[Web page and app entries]
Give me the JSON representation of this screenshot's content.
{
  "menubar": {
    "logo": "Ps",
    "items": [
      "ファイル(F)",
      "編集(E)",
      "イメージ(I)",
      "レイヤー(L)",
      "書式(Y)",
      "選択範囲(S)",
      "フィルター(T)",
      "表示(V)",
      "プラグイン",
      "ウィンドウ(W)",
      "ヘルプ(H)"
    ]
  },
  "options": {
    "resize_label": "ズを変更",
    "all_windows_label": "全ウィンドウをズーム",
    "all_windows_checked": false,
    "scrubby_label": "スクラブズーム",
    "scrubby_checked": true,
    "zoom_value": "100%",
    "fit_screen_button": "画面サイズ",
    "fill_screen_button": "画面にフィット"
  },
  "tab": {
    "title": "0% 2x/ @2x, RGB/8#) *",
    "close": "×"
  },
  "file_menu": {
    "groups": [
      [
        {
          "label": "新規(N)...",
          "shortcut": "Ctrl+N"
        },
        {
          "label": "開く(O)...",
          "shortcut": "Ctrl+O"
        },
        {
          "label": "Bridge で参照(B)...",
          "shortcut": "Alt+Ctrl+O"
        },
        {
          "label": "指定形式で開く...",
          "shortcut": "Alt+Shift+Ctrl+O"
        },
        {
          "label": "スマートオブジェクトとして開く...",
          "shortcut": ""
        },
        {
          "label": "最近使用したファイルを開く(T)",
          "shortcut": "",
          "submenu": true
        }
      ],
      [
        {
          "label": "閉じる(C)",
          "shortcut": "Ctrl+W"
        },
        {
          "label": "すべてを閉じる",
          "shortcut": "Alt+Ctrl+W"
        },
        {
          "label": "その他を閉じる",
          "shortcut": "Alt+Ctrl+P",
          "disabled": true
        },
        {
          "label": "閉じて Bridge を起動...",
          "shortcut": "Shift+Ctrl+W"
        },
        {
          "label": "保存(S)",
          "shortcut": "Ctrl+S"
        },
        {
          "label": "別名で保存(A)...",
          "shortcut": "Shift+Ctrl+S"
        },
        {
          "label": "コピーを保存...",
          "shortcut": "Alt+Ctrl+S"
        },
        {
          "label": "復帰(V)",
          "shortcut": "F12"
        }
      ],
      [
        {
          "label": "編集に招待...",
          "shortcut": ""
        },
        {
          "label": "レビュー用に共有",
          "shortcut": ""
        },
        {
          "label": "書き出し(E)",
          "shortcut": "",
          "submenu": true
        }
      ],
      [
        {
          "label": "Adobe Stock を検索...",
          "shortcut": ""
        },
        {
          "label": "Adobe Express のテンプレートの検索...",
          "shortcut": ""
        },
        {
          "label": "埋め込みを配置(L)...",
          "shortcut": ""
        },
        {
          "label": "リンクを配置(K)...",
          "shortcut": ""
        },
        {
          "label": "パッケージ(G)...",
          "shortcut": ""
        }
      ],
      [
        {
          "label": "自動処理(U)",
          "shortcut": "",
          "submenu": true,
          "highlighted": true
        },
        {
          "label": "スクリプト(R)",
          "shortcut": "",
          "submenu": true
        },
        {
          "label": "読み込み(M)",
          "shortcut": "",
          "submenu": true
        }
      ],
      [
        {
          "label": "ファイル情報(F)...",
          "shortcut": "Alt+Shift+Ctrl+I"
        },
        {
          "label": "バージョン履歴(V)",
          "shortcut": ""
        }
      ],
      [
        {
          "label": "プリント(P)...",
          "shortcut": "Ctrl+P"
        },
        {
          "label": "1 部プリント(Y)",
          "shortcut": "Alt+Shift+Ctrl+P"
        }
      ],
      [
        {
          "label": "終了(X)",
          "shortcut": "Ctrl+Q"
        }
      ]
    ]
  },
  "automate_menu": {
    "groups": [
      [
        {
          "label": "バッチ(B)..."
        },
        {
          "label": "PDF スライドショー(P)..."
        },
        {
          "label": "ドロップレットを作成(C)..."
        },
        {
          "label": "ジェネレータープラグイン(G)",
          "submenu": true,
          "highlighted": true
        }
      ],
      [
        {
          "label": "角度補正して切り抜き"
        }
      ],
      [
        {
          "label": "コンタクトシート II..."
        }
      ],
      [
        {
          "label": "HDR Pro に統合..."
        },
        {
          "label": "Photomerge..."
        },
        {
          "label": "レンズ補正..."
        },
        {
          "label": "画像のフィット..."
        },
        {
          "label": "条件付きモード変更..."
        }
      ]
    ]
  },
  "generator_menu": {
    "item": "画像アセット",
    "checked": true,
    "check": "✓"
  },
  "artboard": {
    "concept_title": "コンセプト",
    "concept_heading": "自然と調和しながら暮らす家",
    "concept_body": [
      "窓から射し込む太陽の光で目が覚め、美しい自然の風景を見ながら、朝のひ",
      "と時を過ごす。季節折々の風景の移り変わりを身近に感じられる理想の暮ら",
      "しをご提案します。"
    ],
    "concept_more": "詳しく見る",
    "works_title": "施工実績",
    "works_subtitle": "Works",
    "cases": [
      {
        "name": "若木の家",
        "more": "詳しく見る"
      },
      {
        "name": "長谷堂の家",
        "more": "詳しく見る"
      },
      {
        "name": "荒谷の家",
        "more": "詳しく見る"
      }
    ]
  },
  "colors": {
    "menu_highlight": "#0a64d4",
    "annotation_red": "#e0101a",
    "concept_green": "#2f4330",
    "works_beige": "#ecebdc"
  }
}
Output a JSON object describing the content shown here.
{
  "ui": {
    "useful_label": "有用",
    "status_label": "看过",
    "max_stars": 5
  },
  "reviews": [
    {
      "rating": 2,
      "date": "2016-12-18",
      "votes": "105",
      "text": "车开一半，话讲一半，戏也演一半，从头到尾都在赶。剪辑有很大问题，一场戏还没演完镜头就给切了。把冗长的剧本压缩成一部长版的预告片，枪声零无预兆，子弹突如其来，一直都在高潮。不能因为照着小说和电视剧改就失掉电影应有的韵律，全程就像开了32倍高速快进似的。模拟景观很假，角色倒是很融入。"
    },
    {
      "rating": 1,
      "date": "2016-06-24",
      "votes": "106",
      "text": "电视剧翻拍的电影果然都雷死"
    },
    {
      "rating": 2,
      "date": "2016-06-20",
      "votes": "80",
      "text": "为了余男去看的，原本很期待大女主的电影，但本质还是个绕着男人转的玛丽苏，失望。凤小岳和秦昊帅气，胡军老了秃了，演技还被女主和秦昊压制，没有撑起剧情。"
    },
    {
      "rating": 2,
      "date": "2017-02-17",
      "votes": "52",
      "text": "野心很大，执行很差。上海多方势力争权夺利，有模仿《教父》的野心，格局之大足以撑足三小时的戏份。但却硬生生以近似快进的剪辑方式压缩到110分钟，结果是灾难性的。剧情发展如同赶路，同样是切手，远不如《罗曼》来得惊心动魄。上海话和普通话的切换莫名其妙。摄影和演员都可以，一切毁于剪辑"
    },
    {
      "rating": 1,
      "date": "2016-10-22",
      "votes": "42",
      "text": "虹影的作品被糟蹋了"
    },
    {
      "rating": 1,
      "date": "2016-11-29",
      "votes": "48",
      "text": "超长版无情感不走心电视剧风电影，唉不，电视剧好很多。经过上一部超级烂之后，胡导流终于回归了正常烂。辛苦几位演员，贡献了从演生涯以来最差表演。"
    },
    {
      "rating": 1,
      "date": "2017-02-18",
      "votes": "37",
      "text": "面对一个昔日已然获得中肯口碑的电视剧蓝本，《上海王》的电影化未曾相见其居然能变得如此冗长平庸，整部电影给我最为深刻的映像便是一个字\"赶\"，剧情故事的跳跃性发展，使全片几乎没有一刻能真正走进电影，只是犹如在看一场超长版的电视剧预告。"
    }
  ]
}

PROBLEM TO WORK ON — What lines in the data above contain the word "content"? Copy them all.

TASK ANSWER —
Give me the JSON representation of this screenshot's content.
Output a JSON object describing the content shown here.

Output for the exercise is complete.